**What you are asked to do**
Scan the lines below for the word "icon". Copy each line you find it in.

**Data for analysis**
----

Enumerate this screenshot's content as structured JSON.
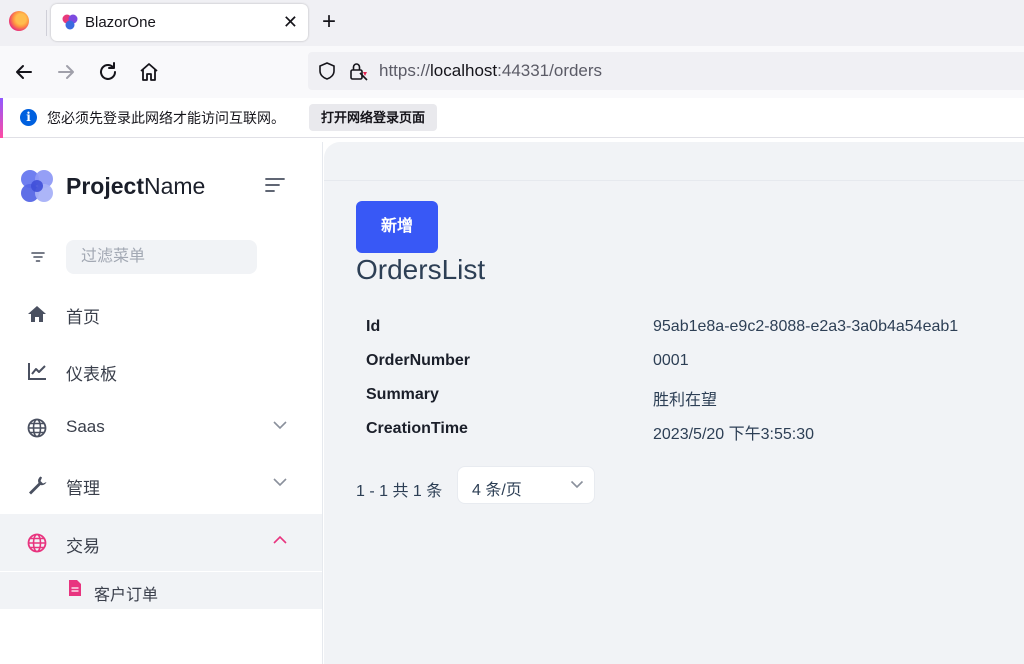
{
  "browser": {
    "tab_title": "BlazorOne",
    "url_scheme": "https://",
    "url_host": "localhost",
    "url_rest": ":44331/orders",
    "notification_text": "您必须先登录此网络才能访问互联网。",
    "notification_button": "打开网络登录页面"
  },
  "sidebar": {
    "brand_bold": "Project",
    "brand_light": "Name",
    "filter_placeholder": "过滤菜单",
    "items": [
      {
        "label": "首页",
        "icon": "home-icon"
      },
      {
        "label": "仪表板",
        "icon": "chart-line-icon"
      },
      {
        "label": "Saas",
        "icon": "globe-icon",
        "expandable": true
      },
      {
        "label": "管理",
        "icon": "wrench-icon",
        "expandable": true
      },
      {
        "label": "交易",
        "icon": "globe-icon",
        "expandable": true,
        "expanded": true
      }
    ],
    "subitems": [
      {
        "label": "客户订单",
        "icon": "file-icon"
      }
    ],
    "accent_color": "#e8347f"
  },
  "main": {
    "add_button": "新增",
    "title": "OrdersList",
    "fields": [
      {
        "key": "Id",
        "value": "95ab1e8a-e9c2-8088-e2a3-3a0b4a54eab1"
      },
      {
        "key": "OrderNumber",
        "value": "0001"
      },
      {
        "key": "Summary",
        "value": "胜利在望"
      },
      {
        "key": "CreationTime",
        "value": "2023/5/20 下午3:55:30"
      }
    ],
    "pager_info": "1 - 1 共 1 条",
    "page_size": "4 条/页",
    "primary_color": "#3858f6"
  }
}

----

**Answer box**
        "icon": "home-icon"
        "icon": "chart-line-icon"
        "icon": "globe-icon",
        "icon": "wrench-icon",
        "icon": "globe-icon",
        "icon": "file-icon"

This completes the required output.